Btw, I didn't mean to suggest that Buddha was a polytheist - quite the opposite, but his followers have corrupted his original insights. The folk expressions of the great religions always tend towards this corruption, it seems to me. It reminds me of something Calvin said, "the human heart is an idol factory"

Southern Cross said...

I do look forward to the series, too. I have been constantly challenged on the doctrine of sola Scriptura by Roman Catholic acquaintances, and although I did stand my ground, more details would come in handy and broaden my understanding of Lutheranism.

Could you also please explain why 'consubstantiation' is no apposite term for the Lord's Supper in Lutheranism?

Sadly, I have had no formal training in theology. This is something I will try and remedy with my modest means.

Pr Mark Henderson said...

Dear SC,

Yes, you will be tested, but that will serve to deepen your understanding and commitment.

Re the RCC being conservative, that is certainly the case outwardly, but they are actually the most radical of church bodies by introducing dogmas which ahve no scriptural reference and only shaky historical evidence.

'Consubstantiation' is a human philosophical term (related to 'transubstantiation') which implies a mixing of the substances of our Lord's body and blood with the bread and wine. Lutheran theologians reject it as an adequate explanation of our doctrine, and prefer to speak of a 'sacramental union' between the body and blood and the earthly elements and certainly of a real presence. And finally, the 'real presence' is an article of faith, and we do not want to fall into the error of Rome, which has dogmatised a philosophical theory about how this takes place. This is going beyond scripture - once again.

Hermann Sasse's 'This Is My Body' is the best book to read about the Lutheran doctrine.

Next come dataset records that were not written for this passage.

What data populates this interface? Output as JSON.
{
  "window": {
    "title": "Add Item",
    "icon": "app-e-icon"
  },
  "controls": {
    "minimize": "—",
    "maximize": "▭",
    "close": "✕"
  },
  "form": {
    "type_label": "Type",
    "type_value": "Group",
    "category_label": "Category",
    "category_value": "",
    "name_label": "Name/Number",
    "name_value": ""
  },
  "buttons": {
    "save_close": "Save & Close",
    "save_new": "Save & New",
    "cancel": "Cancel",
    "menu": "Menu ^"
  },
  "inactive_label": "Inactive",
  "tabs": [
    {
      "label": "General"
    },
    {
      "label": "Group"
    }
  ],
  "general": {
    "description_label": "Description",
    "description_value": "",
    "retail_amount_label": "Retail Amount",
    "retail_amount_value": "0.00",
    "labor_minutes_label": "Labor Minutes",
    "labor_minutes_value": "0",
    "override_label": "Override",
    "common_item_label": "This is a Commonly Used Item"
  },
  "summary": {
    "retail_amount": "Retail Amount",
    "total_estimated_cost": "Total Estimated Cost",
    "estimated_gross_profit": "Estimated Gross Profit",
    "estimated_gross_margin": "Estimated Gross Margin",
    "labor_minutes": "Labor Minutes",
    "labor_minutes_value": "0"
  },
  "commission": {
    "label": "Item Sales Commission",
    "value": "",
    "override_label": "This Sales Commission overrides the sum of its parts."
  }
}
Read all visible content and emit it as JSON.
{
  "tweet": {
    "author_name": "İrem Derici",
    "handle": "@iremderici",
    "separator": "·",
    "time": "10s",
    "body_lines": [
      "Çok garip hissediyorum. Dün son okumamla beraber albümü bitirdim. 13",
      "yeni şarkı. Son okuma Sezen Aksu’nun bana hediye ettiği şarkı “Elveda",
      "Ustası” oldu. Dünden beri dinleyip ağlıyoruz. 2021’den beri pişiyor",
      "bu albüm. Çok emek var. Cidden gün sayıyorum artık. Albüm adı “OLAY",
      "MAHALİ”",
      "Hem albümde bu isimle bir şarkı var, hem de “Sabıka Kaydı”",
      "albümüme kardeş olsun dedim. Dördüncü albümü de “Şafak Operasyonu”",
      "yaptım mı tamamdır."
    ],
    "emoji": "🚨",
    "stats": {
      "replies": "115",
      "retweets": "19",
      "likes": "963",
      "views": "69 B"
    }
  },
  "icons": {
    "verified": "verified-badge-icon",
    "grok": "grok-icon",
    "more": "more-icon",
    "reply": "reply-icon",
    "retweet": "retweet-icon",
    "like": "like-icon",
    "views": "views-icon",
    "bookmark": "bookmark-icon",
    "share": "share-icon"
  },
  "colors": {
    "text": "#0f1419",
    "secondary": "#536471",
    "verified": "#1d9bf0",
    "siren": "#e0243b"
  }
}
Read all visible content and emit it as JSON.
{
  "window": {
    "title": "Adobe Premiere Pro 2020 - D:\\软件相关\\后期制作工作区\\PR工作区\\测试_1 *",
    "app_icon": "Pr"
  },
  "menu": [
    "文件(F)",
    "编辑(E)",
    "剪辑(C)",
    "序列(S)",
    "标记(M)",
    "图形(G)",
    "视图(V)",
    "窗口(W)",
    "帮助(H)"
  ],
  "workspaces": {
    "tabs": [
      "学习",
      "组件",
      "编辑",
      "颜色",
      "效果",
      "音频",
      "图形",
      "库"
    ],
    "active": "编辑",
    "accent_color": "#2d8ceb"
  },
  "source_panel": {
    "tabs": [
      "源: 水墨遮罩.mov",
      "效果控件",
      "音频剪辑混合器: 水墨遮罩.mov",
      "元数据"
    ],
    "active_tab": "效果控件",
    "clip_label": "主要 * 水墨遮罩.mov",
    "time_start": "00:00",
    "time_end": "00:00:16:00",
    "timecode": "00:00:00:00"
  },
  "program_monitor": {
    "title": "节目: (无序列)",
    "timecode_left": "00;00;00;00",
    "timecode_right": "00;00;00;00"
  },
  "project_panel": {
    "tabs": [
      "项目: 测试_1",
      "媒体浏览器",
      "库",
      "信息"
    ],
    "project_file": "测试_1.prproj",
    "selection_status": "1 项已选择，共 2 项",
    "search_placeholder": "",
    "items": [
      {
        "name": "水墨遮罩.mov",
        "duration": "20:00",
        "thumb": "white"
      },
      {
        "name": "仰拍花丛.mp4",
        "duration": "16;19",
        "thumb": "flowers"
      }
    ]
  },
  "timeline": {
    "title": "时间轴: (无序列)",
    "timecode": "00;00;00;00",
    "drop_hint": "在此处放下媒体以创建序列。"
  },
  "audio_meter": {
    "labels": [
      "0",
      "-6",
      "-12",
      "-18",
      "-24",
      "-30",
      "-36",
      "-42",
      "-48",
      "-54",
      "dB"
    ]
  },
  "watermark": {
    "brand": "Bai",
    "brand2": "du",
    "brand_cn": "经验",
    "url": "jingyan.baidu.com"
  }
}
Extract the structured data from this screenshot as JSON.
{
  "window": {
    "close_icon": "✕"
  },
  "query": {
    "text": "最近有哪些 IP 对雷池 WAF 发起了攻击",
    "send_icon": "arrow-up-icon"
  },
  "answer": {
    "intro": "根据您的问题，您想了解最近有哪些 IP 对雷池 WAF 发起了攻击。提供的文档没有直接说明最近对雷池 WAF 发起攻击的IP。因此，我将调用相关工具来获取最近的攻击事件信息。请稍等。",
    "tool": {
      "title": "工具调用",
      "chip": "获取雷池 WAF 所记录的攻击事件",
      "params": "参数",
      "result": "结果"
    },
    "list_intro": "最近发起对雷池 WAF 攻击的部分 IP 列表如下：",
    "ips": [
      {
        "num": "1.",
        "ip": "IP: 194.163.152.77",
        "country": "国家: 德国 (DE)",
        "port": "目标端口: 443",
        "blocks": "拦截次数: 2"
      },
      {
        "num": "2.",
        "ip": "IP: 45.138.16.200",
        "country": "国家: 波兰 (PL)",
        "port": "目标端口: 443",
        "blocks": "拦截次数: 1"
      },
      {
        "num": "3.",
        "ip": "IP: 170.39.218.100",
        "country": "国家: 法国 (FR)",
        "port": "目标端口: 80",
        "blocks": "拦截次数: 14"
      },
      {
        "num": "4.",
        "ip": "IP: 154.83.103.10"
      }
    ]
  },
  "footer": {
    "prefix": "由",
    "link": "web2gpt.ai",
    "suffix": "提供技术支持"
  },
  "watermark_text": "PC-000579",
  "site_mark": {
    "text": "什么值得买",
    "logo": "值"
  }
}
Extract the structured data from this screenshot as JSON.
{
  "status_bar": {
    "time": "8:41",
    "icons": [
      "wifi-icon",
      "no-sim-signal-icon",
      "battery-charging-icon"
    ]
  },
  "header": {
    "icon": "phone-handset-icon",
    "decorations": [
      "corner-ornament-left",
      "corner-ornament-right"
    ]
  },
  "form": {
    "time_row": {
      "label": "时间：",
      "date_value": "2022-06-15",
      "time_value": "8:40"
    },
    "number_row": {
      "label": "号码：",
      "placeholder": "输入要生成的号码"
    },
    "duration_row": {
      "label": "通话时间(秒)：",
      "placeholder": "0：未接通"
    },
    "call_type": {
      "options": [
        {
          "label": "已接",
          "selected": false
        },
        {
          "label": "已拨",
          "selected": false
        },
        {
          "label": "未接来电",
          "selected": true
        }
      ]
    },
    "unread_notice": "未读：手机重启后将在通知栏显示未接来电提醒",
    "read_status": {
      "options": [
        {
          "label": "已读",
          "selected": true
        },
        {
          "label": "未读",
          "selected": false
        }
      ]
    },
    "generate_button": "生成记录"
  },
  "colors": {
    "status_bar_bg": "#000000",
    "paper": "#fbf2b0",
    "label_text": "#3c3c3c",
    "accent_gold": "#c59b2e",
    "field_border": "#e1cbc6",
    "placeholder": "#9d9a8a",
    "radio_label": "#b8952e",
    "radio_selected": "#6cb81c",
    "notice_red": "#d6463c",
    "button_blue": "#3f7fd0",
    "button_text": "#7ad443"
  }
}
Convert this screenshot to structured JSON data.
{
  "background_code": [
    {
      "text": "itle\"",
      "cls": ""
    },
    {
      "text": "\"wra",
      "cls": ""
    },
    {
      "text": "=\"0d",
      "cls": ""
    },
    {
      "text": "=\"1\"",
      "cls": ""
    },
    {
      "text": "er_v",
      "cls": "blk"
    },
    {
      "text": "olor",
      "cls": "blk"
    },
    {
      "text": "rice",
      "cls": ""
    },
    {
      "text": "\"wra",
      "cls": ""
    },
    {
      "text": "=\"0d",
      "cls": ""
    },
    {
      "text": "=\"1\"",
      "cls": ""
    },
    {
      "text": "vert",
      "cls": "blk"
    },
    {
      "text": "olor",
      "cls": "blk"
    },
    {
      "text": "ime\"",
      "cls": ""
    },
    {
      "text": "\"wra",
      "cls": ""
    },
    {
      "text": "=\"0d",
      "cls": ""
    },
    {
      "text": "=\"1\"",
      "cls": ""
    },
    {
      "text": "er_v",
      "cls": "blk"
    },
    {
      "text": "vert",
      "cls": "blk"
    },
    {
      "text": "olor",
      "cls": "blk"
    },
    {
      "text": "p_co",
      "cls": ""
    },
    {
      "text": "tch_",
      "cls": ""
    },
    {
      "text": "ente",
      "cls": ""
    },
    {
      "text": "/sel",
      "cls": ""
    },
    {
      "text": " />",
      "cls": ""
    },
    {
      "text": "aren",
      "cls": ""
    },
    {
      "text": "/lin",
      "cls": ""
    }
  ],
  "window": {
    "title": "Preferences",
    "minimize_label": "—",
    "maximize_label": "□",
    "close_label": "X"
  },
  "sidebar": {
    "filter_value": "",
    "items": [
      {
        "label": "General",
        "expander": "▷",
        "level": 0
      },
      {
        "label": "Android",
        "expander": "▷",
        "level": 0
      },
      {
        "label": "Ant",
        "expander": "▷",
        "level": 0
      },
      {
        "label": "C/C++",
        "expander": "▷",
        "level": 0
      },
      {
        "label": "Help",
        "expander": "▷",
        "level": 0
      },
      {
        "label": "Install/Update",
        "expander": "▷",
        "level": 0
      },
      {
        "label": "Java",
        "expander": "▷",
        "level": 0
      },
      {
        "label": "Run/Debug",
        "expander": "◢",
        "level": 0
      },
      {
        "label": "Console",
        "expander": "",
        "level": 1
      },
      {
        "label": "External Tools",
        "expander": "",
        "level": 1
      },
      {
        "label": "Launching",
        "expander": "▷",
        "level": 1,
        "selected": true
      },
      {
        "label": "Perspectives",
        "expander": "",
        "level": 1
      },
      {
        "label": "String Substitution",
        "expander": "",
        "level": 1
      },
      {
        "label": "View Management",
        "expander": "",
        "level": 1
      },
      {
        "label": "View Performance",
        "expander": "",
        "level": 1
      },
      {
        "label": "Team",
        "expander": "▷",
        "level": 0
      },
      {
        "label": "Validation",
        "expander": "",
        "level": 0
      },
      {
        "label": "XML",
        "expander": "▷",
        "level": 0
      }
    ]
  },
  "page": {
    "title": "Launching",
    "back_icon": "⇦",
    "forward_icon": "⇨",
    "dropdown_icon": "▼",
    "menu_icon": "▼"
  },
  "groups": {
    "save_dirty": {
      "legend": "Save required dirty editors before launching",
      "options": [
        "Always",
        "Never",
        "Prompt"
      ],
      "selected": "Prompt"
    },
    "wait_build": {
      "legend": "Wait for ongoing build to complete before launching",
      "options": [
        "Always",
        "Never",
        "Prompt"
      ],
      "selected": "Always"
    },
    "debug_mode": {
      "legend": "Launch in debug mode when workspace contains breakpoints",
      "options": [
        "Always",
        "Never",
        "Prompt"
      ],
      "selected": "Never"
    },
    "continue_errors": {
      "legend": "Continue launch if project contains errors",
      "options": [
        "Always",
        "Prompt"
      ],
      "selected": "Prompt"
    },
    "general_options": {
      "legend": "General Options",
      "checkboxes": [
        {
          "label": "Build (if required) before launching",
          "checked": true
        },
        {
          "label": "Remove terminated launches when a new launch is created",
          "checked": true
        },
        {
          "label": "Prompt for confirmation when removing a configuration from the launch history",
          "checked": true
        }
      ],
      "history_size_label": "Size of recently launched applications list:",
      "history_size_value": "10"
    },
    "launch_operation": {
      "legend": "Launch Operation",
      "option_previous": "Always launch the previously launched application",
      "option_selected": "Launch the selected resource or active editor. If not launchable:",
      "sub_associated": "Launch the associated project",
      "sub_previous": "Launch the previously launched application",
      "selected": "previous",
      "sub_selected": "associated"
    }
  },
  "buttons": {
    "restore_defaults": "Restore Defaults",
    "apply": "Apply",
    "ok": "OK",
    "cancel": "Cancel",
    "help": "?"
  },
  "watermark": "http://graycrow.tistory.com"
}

You're quite right, SC, to take you time over these matters and explore deeply until you are fully persuaded in conscience.